Paying tribute to Asian Americans and Pacific Islanders

Chancellor Cynthia Larive and Campus Provost and Executive Vice Chancellor Lori Kletzer
Chancellor Cynthia Larive and Campus Provost and Executive Vice Chancellor Lori Kletzer

Asian American and Pacific Islander Heritage Month, observed annually in May, creates awareness of, and pays tribute to, the generations of Asians and Pacific Islanders who have enriched America’s history and are instrumental to its future success. This year’s celebration is especially important, as it falls amid a worsening crisis of racism, violence and hate crimes against some of the 20 million Asian, Asian American and Pacific Islanders living in the U.S.

We condemn the violence and hatred aimed at this community, and seek to educate and celebrate Asian and Pacific Islander cultures. In solidarity with the diverse AAPI community, throughout this month we will be releasing stories on our campus newscenter that focus on some of the impactful research and creative work taking place on our campus.

  • You’ll learn about UC Santa Cruz’s Pilipino Cultural Celebration, which is turning 30 this year and marking the occasion with a digital play and interview video series featuring alumni of Bayanihan, a campus organization that promotes an understanding of the Filipino and Filipino-American experience.
  • You’ll read about Distinguished Economics Professor Nirvikar Singh’s leadership in the development of Punjabi language courses for the entire UC system.
  • You’ll discover the group of faculty and graduate students immersed in an oral history project in Watsonville that highlights Filipino migrants. The Tobera Project was developed by community leader Dioscoro “Roy” Recio. Associate Professor of Sociology Steve McKay and Assistant Professor of History Kathleen Gutierrez are leading UCSC’s work on the project, along with doctoral candidates Meleia Simon-Reynolds and Christina Ayson-Plank. Undergraduates Nick Nasser and Toby Baylon are helping conduct the oral history interviews. The project encapsulates the type of impactful work that unfolds regularly on our campus — faculty partnering with community groups on grassroots projects, with on-the-ground support from both graduate and undergraduate students.

We encourage you to visit our Asian American and Pacific Islander Heritage Month landing page throughout the month as additional stories are posted.

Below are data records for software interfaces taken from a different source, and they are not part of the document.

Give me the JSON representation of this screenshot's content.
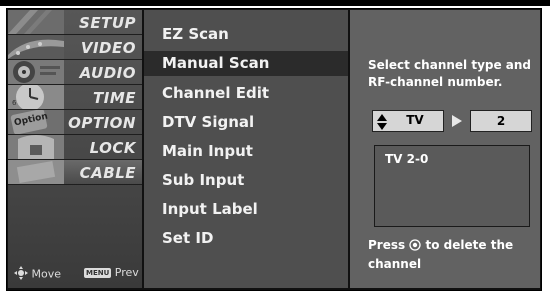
{
  "sidebar": {
    "items": [
      {
        "label": "SETUP",
        "icon": "setup-thumbnail"
      },
      {
        "label": "VIDEO",
        "icon": "video-thumbnail"
      },
      {
        "label": "AUDIO",
        "icon": "audio-thumbnail"
      },
      {
        "label": "TIME",
        "icon": "time-thumbnail"
      },
      {
        "label": "OPTION",
        "icon": "option-thumbnail",
        "badge": "Option"
      },
      {
        "label": "LOCK",
        "icon": "lock-thumbnail"
      },
      {
        "label": "CABLE",
        "icon": "cable-thumbnail"
      }
    ],
    "hints": {
      "move_label": "Move",
      "prev_key": "MENU",
      "prev_label": "Prev"
    }
  },
  "submenu": {
    "items": [
      {
        "label": "EZ Scan"
      },
      {
        "label": "Manual Scan"
      },
      {
        "label": "Channel Edit"
      },
      {
        "label": "DTV Signal"
      },
      {
        "label": "Main Input"
      },
      {
        "label": "Sub Input"
      },
      {
        "label": "Input Label"
      },
      {
        "label": "Set ID"
      }
    ],
    "selected_index": 1
  },
  "panel": {
    "description": "Select channel type and RF-channel number.",
    "channel_type": "TV",
    "channel_number": "2",
    "list_items": [
      "TV 2-0"
    ],
    "press_prefix": "Press",
    "press_suffix": "to delete the channel"
  },
  "colors": {
    "background": "#ffffff",
    "sidebar": "#4a4a4a",
    "submenu": "#4f4f4f",
    "submenu_selected": "#2b2b2b",
    "panel": "#626262",
    "input_box": "#d6d6d6"
  }
}
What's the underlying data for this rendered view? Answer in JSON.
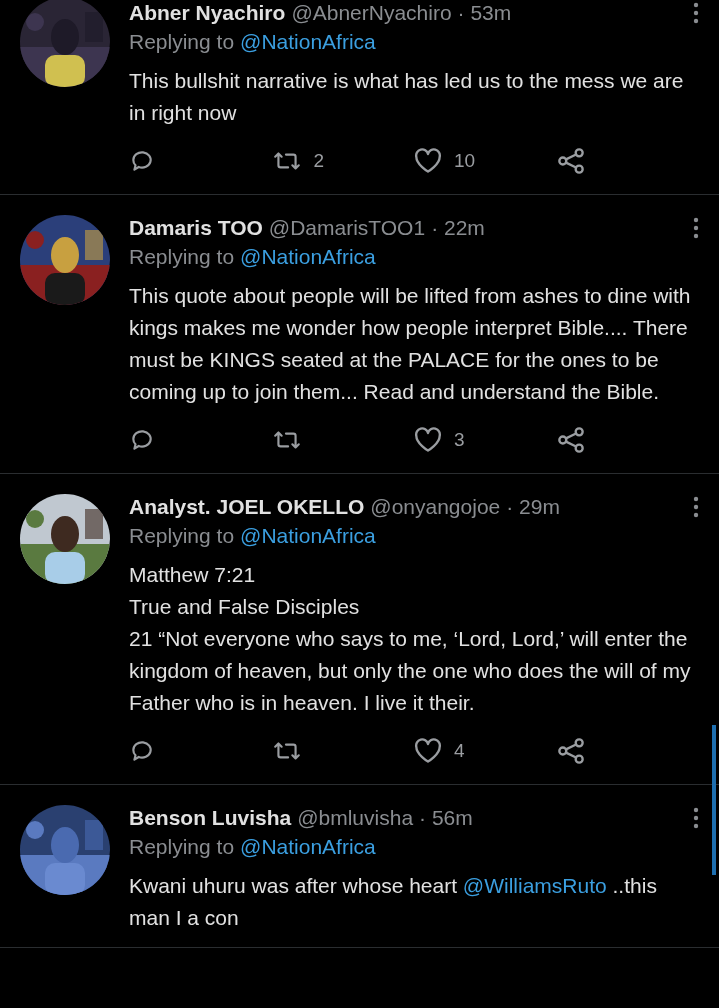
{
  "tweets": [
    {
      "name": "Abner Nyachiro",
      "handle": "@AbnerNyachiro",
      "time": "· 53m",
      "replying_label": "Replying to",
      "replying_to": "@NationAfrica",
      "body": [
        {
          "text": "This bullshit narrative is what has led us to the mess we are in right now"
        }
      ],
      "retweets": "2",
      "likes": "10"
    },
    {
      "name": "Damaris TOO",
      "handle": "@DamarisTOO1",
      "time": "· 22m",
      "replying_label": "Replying to",
      "replying_to": "@NationAfrica",
      "body": [
        {
          "text": "This quote about people will be lifted from ashes to dine with kings makes me wonder how people interpret Bible.... There must be KINGS seated at the PALACE for the ones to be coming up to join them... Read and understand the Bible."
        }
      ],
      "likes": "3"
    },
    {
      "name": "Analyst. JOEL OKELLO",
      "handle": "@onyangojoe",
      "time": "· 29m",
      "replying_label": "Replying to",
      "replying_to": "@NationAfrica",
      "body": [
        {
          "text": "Matthew 7:21\nTrue and False Disciples\n21 “Not everyone who says to me, ‘Lord, Lord,’ will enter the kingdom of heaven, but only the one who does the will of my Father who is in heaven. I live it their."
        }
      ],
      "likes": "4"
    },
    {
      "name": "Benson Luvisha",
      "handle": "@bmluvisha",
      "time": "· 56m",
      "replying_label": "Replying to",
      "replying_to": "@NationAfrica",
      "body": [
        {
          "text": "Kwani uhuru was after whose heart "
        },
        {
          "text": "@WilliamsRuto",
          "kind": "mention"
        },
        {
          "text": " ..this man I a con"
        }
      ]
    }
  ]
}
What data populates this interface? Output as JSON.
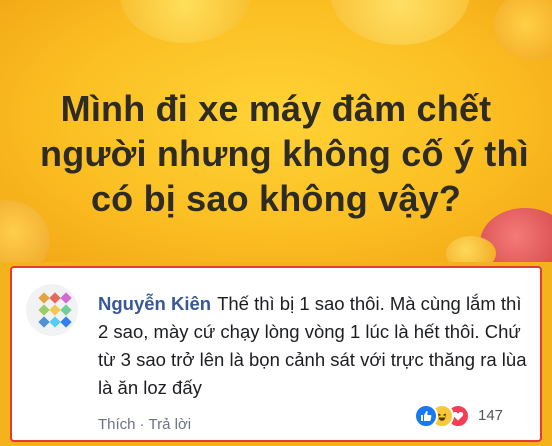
{
  "question": {
    "lines": [
      "Mình đi xe máy đâm chết",
      "người nhưng không cố ý thì",
      "có bị sao không vậy?"
    ]
  },
  "comment": {
    "author": "Nguyễn Kiên",
    "text": "Thế thì bị 1 sao thôi. Mà cùng lắm thì 2 sao, mày cứ chạy lòng vòng 1 lúc là hết thôi. Chứ từ 3 sao trở lên là bọn cảnh sát với trực thăng ra lùa là ăn loz đấy",
    "actions": {
      "like_label": "Thích",
      "separator": "·",
      "reply_label": "Trả lời"
    },
    "reactions": {
      "icons": [
        "like-icon",
        "haha-icon",
        "love-icon"
      ],
      "count": "147"
    }
  },
  "colors": {
    "background_yellow": "#fbbf22",
    "comment_border": "#e53a32",
    "author_blue": "#385898",
    "like_blue": "#1877f2",
    "love_red": "#f33e58",
    "haha_yellow": "#f7c83a"
  }
}
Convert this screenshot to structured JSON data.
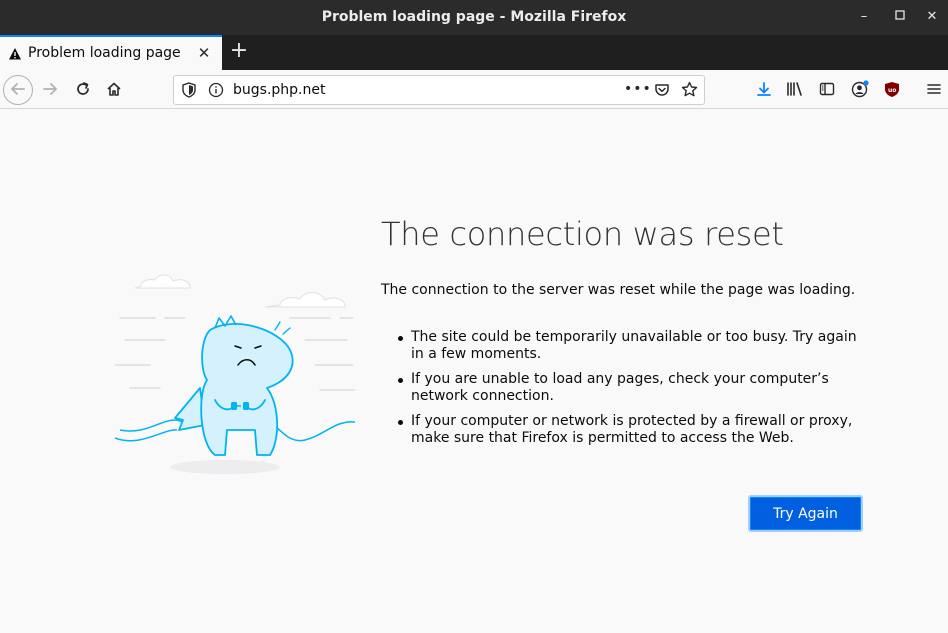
{
  "window": {
    "title": "Problem loading page - Mozilla Firefox"
  },
  "tabs": [
    {
      "label": "Problem loading page",
      "icon": "warning-icon"
    }
  ],
  "urlbar": {
    "url": "bugs.php.net"
  },
  "error": {
    "title": "The connection was reset",
    "description": "The connection to the server was reset while the page was loading.",
    "suggestions": [
      "The site could be temporarily unavailable or too busy. Try again in a few moments.",
      "If you are unable to load any pages, check your computer’s network connection.",
      "If your computer or network is protected by a firewall or proxy, make sure that Firefox is permitted to access the Web."
    ],
    "button_label": "Try Again"
  },
  "colors": {
    "accent": "#0060df",
    "titlebar": "#2b2b2b",
    "illustration": "#00b3f4"
  }
}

We appreciate having this opportunity to honor and showcase the excellence of our Asian, Asian American and Pacific Islander colleagues, students and friends. The history of AAPIs in the United States is not always told in our history books, so it is important for us to document the deep contributions this community has made to our campus and to American society. By highlighting them, we also hope to contribute to the voices challenging the hateful narrative that has taken root in many parts of this country. This violence is not new, and it intersects with the systemic violence that hurts Black, brown and other marginalized communities.

Asian American and Pacific Islander Heritage Month, and other months like it, are opportunities for us to denounce hate, to make clear that a diverse, welcoming climate is a top priority for us, and to build coalitions that demonstrate how we can work together to foster an inclusive climate where our differences are valued and all feel that they belong.